PROBLEM DESCRIPTION
An accurate, complete copy of the records below is required.

DATA
%%

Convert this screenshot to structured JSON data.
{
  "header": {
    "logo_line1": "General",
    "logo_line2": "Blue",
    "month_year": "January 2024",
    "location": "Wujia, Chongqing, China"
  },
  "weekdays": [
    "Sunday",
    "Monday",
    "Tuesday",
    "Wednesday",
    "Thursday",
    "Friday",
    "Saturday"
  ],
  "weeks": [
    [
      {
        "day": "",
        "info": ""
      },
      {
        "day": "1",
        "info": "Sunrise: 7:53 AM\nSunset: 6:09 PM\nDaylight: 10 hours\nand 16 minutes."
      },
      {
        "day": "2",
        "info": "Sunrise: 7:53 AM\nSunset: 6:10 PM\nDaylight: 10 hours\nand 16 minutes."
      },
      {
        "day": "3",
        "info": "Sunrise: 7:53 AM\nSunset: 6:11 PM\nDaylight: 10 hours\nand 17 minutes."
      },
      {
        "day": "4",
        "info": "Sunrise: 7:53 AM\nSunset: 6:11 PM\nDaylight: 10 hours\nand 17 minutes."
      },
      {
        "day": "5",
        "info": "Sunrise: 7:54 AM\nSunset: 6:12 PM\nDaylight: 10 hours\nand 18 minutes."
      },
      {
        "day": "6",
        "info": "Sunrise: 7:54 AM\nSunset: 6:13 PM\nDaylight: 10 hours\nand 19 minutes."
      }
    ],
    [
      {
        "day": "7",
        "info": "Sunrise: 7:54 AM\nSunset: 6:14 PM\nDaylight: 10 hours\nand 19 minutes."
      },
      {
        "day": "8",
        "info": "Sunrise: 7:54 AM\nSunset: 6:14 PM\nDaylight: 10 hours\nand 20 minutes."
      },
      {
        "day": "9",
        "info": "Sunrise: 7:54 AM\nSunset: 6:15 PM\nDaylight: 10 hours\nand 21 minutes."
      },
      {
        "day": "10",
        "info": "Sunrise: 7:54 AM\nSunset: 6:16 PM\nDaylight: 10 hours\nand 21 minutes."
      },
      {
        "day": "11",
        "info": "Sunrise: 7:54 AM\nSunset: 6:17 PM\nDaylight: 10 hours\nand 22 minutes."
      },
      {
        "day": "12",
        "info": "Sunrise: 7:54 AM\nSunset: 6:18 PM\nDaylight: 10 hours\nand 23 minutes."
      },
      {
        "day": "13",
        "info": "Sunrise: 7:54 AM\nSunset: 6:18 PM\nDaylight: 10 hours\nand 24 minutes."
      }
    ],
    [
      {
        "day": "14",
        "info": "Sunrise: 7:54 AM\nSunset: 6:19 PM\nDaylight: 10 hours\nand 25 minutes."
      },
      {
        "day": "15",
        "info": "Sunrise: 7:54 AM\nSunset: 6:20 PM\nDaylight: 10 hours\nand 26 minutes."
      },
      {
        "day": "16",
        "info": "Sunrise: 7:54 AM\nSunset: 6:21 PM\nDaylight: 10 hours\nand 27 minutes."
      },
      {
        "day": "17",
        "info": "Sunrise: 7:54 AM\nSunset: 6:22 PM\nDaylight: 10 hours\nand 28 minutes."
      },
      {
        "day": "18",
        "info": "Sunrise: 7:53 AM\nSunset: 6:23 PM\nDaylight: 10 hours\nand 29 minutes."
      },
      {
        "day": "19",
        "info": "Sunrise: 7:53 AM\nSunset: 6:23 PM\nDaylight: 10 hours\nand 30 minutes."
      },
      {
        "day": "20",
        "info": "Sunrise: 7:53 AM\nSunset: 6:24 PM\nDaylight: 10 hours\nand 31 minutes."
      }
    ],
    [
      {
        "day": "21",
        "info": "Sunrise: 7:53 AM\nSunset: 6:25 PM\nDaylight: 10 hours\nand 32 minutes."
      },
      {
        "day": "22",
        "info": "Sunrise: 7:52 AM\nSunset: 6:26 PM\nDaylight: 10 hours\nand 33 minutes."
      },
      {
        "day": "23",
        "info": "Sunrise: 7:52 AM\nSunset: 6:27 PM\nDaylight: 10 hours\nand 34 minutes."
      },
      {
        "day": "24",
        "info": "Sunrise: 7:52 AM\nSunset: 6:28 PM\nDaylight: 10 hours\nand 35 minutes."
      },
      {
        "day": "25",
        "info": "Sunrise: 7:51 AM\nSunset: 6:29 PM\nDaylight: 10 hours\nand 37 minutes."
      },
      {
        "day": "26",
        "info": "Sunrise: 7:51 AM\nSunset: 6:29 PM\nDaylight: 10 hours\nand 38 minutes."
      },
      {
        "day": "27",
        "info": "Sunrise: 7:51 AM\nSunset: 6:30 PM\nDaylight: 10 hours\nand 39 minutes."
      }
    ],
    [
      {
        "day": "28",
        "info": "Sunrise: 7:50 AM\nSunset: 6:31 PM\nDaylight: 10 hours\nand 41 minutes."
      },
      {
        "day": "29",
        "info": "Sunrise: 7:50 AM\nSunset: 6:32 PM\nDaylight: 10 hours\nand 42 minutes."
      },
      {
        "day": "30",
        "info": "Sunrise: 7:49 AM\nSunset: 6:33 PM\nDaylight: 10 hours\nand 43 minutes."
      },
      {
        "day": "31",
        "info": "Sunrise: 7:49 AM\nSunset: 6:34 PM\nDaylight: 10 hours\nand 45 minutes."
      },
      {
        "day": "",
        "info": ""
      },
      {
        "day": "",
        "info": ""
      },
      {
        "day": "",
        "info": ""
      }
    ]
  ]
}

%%

TASK ANSWER
Convert this screenshot to structured JSON data.
{
  "header": {
    "logo_line1": "General",
    "logo_line2": "Blue",
    "month_year": "January 2024",
    "location": "Wujia, Chongqing, China"
  },
  "weekdays": [
    "Sunday",
    "Monday",
    "Tuesday",
    "Wednesday",
    "Thursday",
    "Friday",
    "Saturday"
  ],
  "weeks": [
    [
      {
        "day": "",
        "info": ""
      },
      {
        "day": "1",
        "info": "Sunrise: 7:53 AM\nSunset: 6:09 PM\nDaylight: 10 hours\nand 16 minutes."
      },
      {
        "day": "2",
        "info": "Sunrise: 7:53 AM\nSunset: 6:10 PM\nDaylight: 10 hours\nand 16 minutes."
      },
      {
        "day": "3",
        "info": "Sunrise: 7:53 AM\nSunset: 6:11 PM\nDaylight: 10 hours\nand 17 minutes."
      },
      {
        "day": "4",
        "info": "Sunrise: 7:53 AM\nSunset: 6:11 PM\nDaylight: 10 hours\nand 17 minutes."
      },
      {
        "day": "5",
        "info": "Sunrise: 7:54 AM\nSunset: 6:12 PM\nDaylight: 10 hours\nand 18 minutes."
      },
      {
        "day": "6",
        "info": "Sunrise: 7:54 AM\nSunset: 6:13 PM\nDaylight: 10 hours\nand 19 minutes."
      }
    ],
    [
      {
        "day": "7",
        "info": "Sunrise: 7:54 AM\nSunset: 6:14 PM\nDaylight: 10 hours\nand 19 minutes."
      },
      {
        "day": "8",
        "info": "Sunrise: 7:54 AM\nSunset: 6:14 PM\nDaylight: 10 hours\nand 20 minutes."
      },
      {
        "day": "9",
        "info": "Sunrise: 7:54 AM\nSunset: 6:15 PM\nDaylight: 10 hours\nand 21 minutes."
      },
      {
        "day": "10",
        "info": "Sunrise: 7:54 AM\nSunset: 6:16 PM\nDaylight: 10 hours\nand 21 minutes."
      },
      {
        "day": "11",
        "info": "Sunrise: 7:54 AM\nSunset: 6:17 PM\nDaylight: 10 hours\nand 22 minutes."
      },
      {
        "day": "12",
        "info": "Sunrise: 7:54 AM\nSunset: 6:18 PM\nDaylight: 10 hours\nand 23 minutes."
      },
      {
        "day": "13",
        "info": "Sunrise: 7:54 AM\nSunset: 6:18 PM\nDaylight: 10 hours\nand 24 minutes."
      }
    ],
    [
      {
        "day": "14",
        "info": "Sunrise: 7:54 AM\nSunset: 6:19 PM\nDaylight: 10 hours\nand 25 minutes."
      },
      {
        "day": "15",
        "info": "Sunrise: 7:54 AM\nSunset: 6:20 PM\nDaylight: 10 hours\nand 26 minutes."
      },
      {
        "day": "16",
        "info": "Sunrise: 7:54 AM\nSunset: 6:21 PM\nDaylight: 10 hours\nand 27 minutes."
      },
      {
        "day": "17",
        "info": "Sunrise: 7:54 AM\nSunset: 6:22 PM\nDaylight: 10 hours\nand 28 minutes."
      },
      {
        "day": "18",
        "info": "Sunrise: 7:53 AM\nSunset: 6:23 PM\nDaylight: 10 hours\nand 29 minutes."
      },
      {
        "day": "19",
        "info": "Sunrise: 7:53 AM\nSunset: 6:23 PM\nDaylight: 10 hours\nand 30 minutes."
      },
      {
        "day": "20",
        "info": "Sunrise: 7:53 AM\nSunset: 6:24 PM\nDaylight: 10 hours\nand 31 minutes."
      }
    ],
    [
      {
        "day": "21",
        "info": "Sunrise: 7:53 AM\nSunset: 6:25 PM\nDaylight: 10 hours\nand 32 minutes."
      },
      {
        "day": "22",
        "info": "Sunrise: 7:52 AM\nSunset: 6:26 PM\nDaylight: 10 hours\nand 33 minutes."
      },
      {
        "day": "23",
        "info": "Sunrise: 7:52 AM\nSunset: 6:27 PM\nDaylight: 10 hours\nand 34 minutes."
      },
      {
        "day": "24",
        "info": "Sunrise: 7:52 AM\nSunset: 6:28 PM\nDaylight: 10 hours\nand 35 minutes."
      },
      {
        "day": "25",
        "info": "Sunrise: 7:51 AM\nSunset: 6:29 PM\nDaylight: 10 hours\nand 37 minutes."
      },
      {
        "day": "26",
        "info": "Sunrise: 7:51 AM\nSunset: 6:29 PM\nDaylight: 10 hours\nand 38 minutes."
      },
      {
        "day": "27",
        "info": "Sunrise: 7:51 AM\nSunset: 6:30 PM\nDaylight: 10 hours\nand 39 minutes."
      }
    ],
    [
      {
        "day": "28",
        "info": "Sunrise: 7:50 AM\nSunset: 6:31 PM\nDaylight: 10 hours\nand 41 minutes."
      },
      {
        "day": "29",
        "info": "Sunrise: 7:50 AM\nSunset: 6:32 PM\nDaylight: 10 hours\nand 42 minutes."
      },
      {
        "day": "30",
        "info": "Sunrise: 7:49 AM\nSunset: 6:33 PM\nDaylight: 10 hours\nand 43 minutes."
      },
      {
        "day": "31",
        "info": "Sunrise: 7:49 AM\nSunset: 6:34 PM\nDaylight: 10 hours\nand 45 minutes."
      },
      {
        "day": "",
        "info": ""
      },
      {
        "day": "",
        "info": ""
      },
      {
        "day": "",
        "info": ""
      }
    ]
  ]
}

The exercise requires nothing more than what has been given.